I used to be standing in a press of individuals, shuffling alongside on the tempo of a just-wakened sloth. Round me was bamboo, a number of storeys excessive and greenish blue – a stupendous sight that I used to be struggling to get pleasure from, in between the busloads of crowds and the stuttering tempo. 

Each few seconds, somebody would cease to take a selfie, cleverly framing the remainder of us out, and so we continued, tortuously gradual, trudging in suits and begins by means of the copse of bamboo. I couldn’t get away from them, nor they from me, and I felt my blood strain rising as one other selfie stick threatened to whack me within the face the second I appeared up on the greenery as a substitute of down on the path in entrance of me. 

I had heard nice issues in regards to the bamboo forest at Arashiyama.
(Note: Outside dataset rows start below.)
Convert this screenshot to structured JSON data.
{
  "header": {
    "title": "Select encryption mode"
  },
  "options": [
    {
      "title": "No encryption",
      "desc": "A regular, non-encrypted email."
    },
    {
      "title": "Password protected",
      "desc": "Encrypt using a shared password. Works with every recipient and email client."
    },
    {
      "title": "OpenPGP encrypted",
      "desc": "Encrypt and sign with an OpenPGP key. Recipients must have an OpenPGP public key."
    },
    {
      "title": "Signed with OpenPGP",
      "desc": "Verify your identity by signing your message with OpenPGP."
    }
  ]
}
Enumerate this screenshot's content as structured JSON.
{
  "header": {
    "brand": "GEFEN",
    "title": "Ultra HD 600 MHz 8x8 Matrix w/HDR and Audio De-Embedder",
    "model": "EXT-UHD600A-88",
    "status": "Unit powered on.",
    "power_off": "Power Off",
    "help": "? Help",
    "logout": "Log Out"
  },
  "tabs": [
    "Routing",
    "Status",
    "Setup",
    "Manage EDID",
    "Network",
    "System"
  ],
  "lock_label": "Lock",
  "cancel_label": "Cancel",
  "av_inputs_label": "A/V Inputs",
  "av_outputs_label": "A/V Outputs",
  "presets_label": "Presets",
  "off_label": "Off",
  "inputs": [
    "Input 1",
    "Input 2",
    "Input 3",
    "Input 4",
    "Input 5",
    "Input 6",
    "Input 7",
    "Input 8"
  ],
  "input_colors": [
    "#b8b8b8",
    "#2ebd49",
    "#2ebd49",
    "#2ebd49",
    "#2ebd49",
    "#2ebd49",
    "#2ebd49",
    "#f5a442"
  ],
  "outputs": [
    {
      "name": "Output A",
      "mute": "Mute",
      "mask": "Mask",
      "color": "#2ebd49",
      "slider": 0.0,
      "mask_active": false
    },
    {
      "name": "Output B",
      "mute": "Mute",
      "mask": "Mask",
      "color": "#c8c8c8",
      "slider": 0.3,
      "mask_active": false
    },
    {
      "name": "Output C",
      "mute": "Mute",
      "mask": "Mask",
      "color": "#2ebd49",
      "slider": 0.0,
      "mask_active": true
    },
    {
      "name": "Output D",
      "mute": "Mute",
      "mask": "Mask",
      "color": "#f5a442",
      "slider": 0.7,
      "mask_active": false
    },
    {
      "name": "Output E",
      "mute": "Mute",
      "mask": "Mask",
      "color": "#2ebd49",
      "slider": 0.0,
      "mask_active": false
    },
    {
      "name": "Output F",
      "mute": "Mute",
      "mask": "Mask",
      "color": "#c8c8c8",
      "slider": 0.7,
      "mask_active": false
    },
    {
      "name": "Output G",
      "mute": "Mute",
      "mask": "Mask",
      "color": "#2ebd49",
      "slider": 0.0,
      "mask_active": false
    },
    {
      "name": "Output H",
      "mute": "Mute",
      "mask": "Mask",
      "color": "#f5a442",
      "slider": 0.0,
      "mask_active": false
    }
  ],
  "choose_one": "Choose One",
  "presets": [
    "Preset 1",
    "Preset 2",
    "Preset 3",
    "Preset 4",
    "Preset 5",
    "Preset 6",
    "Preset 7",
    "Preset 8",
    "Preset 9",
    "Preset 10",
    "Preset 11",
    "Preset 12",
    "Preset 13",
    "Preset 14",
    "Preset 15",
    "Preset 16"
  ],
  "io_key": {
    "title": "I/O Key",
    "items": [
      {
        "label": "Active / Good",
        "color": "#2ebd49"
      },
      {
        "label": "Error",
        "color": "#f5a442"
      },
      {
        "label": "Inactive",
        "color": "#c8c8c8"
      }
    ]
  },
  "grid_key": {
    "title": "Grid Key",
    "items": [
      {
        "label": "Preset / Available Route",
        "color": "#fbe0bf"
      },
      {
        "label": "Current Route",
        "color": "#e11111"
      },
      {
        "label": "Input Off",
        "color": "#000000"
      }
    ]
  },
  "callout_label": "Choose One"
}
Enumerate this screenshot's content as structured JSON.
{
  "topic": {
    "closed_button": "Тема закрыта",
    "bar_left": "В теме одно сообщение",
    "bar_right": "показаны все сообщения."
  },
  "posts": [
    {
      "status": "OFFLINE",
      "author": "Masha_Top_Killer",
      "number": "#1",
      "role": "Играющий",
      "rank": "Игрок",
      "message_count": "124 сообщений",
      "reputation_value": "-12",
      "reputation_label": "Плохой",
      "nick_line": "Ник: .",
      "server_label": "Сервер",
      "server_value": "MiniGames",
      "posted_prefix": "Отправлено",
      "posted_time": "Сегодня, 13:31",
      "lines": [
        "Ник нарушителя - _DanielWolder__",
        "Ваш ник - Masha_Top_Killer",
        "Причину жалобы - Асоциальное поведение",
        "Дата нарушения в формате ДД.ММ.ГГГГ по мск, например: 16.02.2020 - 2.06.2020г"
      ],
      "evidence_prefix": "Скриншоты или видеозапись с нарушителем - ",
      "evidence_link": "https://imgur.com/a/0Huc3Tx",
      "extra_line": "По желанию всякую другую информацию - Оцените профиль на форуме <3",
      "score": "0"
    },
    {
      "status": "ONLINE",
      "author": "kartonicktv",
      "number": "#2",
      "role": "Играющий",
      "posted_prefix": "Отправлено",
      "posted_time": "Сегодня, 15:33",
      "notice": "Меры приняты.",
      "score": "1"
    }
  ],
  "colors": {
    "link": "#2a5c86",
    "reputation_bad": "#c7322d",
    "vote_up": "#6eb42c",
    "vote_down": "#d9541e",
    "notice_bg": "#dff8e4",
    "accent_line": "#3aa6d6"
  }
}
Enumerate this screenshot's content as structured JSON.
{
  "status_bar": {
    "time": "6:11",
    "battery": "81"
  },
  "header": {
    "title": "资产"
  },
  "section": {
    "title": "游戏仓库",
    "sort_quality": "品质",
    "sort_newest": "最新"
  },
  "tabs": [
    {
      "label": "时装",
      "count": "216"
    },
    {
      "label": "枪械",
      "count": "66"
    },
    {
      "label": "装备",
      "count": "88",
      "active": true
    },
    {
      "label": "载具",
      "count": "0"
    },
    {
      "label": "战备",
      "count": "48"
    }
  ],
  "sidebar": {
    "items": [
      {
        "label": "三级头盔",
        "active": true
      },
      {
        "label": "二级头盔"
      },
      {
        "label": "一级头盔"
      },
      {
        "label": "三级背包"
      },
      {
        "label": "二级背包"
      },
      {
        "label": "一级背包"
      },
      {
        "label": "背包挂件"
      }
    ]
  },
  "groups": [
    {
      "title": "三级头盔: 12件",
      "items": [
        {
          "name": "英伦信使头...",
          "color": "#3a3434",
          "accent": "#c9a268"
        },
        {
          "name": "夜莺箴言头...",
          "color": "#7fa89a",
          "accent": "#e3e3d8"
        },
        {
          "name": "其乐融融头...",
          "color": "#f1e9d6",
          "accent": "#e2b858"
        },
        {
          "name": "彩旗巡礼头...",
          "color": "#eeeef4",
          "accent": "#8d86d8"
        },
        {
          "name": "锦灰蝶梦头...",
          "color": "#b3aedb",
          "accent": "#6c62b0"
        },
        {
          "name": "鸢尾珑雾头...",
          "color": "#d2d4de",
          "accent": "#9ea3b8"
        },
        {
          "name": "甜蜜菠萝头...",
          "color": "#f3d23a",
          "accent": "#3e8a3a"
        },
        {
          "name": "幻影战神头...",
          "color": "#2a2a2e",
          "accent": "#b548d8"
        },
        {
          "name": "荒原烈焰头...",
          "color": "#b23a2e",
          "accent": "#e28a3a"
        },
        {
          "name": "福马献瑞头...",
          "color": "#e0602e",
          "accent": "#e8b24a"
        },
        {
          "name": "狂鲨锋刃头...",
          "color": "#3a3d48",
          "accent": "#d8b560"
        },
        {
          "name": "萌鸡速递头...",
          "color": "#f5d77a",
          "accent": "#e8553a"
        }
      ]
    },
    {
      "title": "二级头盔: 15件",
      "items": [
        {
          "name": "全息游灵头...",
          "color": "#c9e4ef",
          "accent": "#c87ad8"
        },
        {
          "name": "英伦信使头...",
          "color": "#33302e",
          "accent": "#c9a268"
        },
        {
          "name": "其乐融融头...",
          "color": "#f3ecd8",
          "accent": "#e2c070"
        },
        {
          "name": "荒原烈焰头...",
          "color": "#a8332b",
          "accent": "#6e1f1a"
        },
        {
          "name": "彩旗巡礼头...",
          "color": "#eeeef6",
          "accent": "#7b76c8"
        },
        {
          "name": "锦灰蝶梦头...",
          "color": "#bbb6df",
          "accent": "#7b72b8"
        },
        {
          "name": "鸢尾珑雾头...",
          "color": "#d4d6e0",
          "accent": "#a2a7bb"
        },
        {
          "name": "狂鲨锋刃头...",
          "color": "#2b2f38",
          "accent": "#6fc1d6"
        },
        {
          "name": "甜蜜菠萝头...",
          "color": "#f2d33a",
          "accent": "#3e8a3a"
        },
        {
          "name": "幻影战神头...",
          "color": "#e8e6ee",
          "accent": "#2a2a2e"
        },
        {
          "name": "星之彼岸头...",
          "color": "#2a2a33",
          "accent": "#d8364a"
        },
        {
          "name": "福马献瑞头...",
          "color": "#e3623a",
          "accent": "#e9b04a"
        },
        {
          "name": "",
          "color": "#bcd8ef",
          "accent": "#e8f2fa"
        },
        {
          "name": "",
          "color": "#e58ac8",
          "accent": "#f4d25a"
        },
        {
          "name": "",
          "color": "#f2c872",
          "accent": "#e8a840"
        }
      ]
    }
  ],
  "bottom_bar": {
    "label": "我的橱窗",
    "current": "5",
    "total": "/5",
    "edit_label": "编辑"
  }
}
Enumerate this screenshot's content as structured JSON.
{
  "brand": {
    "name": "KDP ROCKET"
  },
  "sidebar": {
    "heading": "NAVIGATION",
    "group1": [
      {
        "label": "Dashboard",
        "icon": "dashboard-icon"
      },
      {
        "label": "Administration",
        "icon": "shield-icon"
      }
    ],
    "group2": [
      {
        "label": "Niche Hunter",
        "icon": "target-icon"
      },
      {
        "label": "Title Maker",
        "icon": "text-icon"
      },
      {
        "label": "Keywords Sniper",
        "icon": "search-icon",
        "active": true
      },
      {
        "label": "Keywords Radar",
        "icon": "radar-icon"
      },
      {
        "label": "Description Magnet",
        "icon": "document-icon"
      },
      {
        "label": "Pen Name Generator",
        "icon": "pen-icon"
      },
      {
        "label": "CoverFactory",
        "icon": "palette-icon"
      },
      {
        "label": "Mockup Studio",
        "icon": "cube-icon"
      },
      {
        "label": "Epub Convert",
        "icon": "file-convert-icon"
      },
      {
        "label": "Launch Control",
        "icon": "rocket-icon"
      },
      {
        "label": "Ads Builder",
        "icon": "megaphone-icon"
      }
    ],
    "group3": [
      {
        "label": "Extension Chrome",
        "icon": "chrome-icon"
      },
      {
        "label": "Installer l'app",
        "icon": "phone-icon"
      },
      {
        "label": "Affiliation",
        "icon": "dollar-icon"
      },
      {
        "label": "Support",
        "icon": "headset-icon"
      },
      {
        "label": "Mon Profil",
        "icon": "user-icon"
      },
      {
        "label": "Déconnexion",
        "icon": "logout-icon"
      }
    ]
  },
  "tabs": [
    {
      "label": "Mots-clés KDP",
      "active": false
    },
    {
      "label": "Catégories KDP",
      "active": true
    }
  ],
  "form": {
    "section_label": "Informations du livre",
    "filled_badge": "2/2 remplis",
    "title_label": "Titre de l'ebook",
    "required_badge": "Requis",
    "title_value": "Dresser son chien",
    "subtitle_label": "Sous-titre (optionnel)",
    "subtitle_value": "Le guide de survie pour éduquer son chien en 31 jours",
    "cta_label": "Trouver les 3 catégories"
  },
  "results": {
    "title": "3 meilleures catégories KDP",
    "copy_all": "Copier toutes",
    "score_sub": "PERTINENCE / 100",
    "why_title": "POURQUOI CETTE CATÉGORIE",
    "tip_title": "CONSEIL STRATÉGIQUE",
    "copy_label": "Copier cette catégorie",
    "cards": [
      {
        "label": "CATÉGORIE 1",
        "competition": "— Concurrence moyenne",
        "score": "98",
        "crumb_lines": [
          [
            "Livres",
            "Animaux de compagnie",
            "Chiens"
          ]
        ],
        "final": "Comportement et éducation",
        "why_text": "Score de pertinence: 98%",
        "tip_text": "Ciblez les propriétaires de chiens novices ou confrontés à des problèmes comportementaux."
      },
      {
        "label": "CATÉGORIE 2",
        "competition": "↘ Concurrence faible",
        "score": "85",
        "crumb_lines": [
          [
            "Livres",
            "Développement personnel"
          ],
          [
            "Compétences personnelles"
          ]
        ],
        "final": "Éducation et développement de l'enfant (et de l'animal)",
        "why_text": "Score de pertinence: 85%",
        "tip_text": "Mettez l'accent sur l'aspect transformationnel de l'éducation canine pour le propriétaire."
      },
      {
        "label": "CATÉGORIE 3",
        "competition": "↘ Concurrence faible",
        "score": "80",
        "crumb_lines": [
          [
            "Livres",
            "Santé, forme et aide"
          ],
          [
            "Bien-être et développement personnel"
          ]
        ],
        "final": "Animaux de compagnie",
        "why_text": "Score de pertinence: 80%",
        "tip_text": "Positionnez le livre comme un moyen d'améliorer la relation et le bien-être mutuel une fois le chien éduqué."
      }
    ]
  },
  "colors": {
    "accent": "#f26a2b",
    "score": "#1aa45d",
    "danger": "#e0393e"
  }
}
There have been stunning images on Instagram, and a type of auto-play movies on Fb had even featured it as a prime place to go to expertise “forest bathing,” (“shinrinyoku” in Japanese). Every little thing I’d heard about forest bathing instructed that the purpose of it was the serenity you get from it – however this place was stressing me out. 


Selfie sticks on the prepared: the fact of Arashiyama’s bamboo forest (John Gillespie/Flickr)

“To me, the phrase shinrinyoku [is more about] individuals appreciating the coexistence with nature in silence, so climbing within the busy mountains doesn’t appear [like] shinrinyoku,” says Kozue Oka, director of the non-profit organisation